■ App and web page records ■
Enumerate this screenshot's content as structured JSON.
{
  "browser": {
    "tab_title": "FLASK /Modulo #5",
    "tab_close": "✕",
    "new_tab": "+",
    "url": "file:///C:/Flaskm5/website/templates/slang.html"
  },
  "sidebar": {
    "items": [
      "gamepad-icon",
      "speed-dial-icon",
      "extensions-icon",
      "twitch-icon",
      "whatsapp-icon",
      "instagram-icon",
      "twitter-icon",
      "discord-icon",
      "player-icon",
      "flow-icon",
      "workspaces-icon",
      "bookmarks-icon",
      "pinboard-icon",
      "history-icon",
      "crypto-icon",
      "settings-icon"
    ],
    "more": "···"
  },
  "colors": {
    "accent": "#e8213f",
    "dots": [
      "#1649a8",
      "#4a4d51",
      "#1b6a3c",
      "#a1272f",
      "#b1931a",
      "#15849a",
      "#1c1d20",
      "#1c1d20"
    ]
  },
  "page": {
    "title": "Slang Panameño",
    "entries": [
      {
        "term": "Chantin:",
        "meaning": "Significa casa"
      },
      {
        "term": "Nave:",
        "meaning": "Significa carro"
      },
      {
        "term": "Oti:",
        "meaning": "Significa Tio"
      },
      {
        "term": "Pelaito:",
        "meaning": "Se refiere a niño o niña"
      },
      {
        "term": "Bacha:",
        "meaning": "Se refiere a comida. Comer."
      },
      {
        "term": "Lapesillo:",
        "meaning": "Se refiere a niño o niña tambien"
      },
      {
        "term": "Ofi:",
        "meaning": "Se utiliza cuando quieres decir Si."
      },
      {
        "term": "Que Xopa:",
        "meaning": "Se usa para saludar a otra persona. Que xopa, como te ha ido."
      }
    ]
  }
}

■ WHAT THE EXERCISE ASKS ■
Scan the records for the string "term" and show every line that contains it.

■ RESPONSE TO THE TASK ■
        "term": "Chantin:",
        "term": "Nave:",
        "term": "Oti:",
        "term": "Pelaito:",
        "term": "Bacha:",
        "term": "Lapesillo:",
        "term": "Ofi:",
        "term": "Que Xopa:",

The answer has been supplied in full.